| Task to complete |
When a line in the material contains the word "repository", copy it.
•••
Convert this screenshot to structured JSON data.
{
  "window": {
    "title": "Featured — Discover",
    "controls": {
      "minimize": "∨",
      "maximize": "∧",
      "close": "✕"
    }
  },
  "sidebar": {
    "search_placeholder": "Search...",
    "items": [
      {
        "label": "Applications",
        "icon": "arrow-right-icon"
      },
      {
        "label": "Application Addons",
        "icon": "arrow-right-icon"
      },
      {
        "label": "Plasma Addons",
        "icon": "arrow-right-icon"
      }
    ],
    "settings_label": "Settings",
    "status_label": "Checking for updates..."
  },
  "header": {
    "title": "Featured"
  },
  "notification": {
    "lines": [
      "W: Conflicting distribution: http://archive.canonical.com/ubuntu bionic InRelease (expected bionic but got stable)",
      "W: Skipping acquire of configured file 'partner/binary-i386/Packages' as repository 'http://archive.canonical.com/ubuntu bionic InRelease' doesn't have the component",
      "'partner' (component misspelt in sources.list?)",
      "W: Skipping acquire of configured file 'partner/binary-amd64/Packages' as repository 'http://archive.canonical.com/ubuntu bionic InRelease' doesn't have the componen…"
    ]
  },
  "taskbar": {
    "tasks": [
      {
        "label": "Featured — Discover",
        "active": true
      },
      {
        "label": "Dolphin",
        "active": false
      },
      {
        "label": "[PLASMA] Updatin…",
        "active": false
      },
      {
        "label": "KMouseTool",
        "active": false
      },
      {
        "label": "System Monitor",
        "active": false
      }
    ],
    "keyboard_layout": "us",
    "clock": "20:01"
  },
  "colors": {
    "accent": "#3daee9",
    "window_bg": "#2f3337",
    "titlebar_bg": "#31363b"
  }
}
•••
| Solution for this task |
      "W: Skipping acquire of configured file 'partner/binary-i386/Packages' as repository 'http://archive.canonical.com/ubuntu bionic InRelease' doesn't have the component",
      "W: Skipping acquire of configured file 'partner/binary-amd64/Packages' as repository 'http://archive.canonical.com/ubuntu bionic InRelease' doesn't have the componen…"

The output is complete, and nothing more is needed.